Sadler T.W (1985) In Langman’s Medical Embryology, 5th edition, Willam and Wilkins; 68- 69.
Mirwajahath Ali (1996) Dorsalis pedis artery- variation and clinical significance, Journal of Indian Medical Association; 94; 417-418.
Maral, Tuncel M. CelikTas C(1994) Anomalous Dorsalis pedis Artery, Surgical Radiology Anatomy; 6 ;319 -323.
Muir.L, Labiotis.N, Kutty.S, Kenerman.L(1995); Absence of dorsalis pedis pulse in the parents of children with club foot. Journal of Bone joint surgery; 77; 114-116.
Huber. JF, (1941); The arterial net work supplying the dorsum of foot. Anatomical Records. 80; 373.
Bailleul.JP, Olivez. PR, Mestdagh. H, Viliette. B (1984); Desgraphical anatomy of the dorsalis pedis artery of the foot. Bull association of anatomy (Nancy); 68; 15 – 25.
Dilandro.AC, Lilja.EC, Lepore.FL, (2001); The prevalence of arcuate artery and a cadaveric study of 72 feet. Journal of American Podiatriac Medical Association. – 91 (6); 300 – 305.
Yamada T, Glovicki.P, Bower.TC,(1993). variations of the arterial anatomy of foot.American Journal of Surgery; 166 (2); 130 - 135.
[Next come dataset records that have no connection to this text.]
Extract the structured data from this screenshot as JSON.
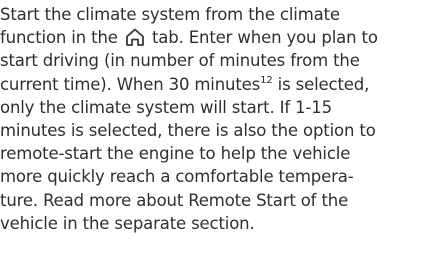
{
  "paragraph": {
    "l1": "Start the climate system from the climate",
    "l2_before_icon": "function in the",
    "l2_after_icon": "tab. Enter when you plan to",
    "l3": "start driving (in number of minutes from the",
    "l4_before_sup": "current time). When 30 minutes",
    "l4_sup": "12",
    "l4_after_sup": " is selected,",
    "l5": "only the climate system will start. If 1-15",
    "l6": "minutes is selected, there is also the option to",
    "l7": "remote-start the engine to help the vehicle",
    "l8": "more quickly reach a comfortable tempera-",
    "l9": "ture. Read more about Remote Start of the",
    "l10": "vehicle in the separate section."
  },
  "icons": {
    "home_tab": "home-icon"
  }
}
Sun YQ, Zhu DL (1983) Absent dorsalis pedis and posterior tibial pulsation in normal young Chinese. Chinese Medical Journal (England); 96(9); 643 - 646.
Keith. L. Moore (1992). In clinically oriented anatomy, 3rdedition. Lippincott William and Wilkins; 462 - 471.
Robert. B, Rutherford (1992). In vascular surgery; 4thedition. W.B.Saunders company Tokyo; 798 - 799.
Kesavi D, Keertisingh, Melani Rajendran S. (2002); Anamolous course of dorsalis pedis artery. Anatomical Adjuncts; 3; 29 – 31.

DOI and Others


JCDR is now Monthly and more widely Indexed .
  • Emerging Sources Citation Index (Web of Science, thomsonreuters)
  • Index Copernicus ICV 2017: 134.54
  • Academic Search Complete Database
  • Directory of Open Access Journals (DOAJ)
  • Embase
  • EBSCOhost
  • Google Scholar
  • HINARI Access to Research in Health Programme
  • Indian Science Abstracts (ISA)
  • Journal seek Database
  • Google
  • Popline (reproductive health literature)